Answer: Price elasticity of demand is determined by comparing the percentage change in price and the percentage change in quantity demanded. The percentage change in quantity will remain the same regardless of whether the difference is between 1 unit and 2 units or 1000 units and 2000 units.

To see this note that the percentage change between 1 and 2 equals ((2-1)/1) x 100 = 100%. The percentage change between 1000 and 2000 equals ((2000-1000)/1000) x 100=100%. Since these are the same for a given percentage change in price the elasticities will be the same.

This is also true if you use the midpoints formula.

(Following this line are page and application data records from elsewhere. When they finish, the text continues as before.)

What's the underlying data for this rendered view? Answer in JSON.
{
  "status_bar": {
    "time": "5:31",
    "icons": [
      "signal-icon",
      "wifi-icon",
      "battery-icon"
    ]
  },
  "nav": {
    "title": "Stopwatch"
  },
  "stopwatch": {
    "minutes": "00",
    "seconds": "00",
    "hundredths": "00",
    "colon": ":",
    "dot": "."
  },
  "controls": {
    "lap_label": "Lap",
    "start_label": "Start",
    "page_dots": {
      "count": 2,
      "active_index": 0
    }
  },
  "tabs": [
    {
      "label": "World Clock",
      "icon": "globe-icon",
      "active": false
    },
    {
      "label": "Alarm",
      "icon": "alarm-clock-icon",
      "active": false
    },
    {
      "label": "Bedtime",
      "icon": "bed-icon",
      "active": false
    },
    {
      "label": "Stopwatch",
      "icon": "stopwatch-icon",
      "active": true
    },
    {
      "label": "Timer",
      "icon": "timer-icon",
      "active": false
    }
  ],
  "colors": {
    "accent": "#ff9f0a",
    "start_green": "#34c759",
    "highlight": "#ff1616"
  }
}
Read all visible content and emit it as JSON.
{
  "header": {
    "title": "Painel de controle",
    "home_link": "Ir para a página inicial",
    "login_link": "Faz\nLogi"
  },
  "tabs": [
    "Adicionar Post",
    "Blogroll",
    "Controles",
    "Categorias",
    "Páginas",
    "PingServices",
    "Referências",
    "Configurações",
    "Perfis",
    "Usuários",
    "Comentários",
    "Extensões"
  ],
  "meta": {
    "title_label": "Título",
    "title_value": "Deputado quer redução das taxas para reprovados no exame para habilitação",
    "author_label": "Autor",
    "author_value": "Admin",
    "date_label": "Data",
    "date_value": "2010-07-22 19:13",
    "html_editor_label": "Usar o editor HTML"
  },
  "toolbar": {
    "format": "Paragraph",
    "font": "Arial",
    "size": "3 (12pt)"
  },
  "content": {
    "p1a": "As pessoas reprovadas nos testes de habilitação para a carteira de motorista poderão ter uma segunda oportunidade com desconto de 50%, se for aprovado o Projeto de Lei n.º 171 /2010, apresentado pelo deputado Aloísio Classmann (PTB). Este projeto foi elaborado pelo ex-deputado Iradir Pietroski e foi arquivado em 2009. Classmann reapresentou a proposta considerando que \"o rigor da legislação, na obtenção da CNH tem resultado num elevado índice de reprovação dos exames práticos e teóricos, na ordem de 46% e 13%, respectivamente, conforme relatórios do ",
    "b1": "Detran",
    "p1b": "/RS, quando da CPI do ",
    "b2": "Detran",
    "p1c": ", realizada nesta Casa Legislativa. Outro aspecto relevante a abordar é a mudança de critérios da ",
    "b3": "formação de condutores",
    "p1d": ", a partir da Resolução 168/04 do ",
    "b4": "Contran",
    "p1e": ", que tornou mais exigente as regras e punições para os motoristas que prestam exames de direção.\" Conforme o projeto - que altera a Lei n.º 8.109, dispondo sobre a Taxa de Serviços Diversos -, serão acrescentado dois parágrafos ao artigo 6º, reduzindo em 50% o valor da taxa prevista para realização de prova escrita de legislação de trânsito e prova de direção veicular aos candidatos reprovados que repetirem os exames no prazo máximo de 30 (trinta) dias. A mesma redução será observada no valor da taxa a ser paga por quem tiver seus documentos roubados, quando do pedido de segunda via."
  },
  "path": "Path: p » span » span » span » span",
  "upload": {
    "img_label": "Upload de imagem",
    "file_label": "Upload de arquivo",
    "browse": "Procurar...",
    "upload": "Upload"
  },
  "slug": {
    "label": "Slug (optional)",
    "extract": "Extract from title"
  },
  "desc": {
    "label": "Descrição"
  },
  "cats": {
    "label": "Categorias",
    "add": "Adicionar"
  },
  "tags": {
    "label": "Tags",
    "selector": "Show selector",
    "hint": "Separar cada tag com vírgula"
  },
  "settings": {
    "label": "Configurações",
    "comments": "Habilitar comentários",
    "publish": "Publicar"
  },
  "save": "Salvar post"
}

In this case, that the percentage change between 1 and 2 equals ((2-1)/((1+2)/2)) x 100(1/1.5) x 100 = 67%. The percentage change between 1000 and 2000 equals ((2000-1000)/((1000+2000)/2) x 100 = (1000/1500) x 100 = 67%.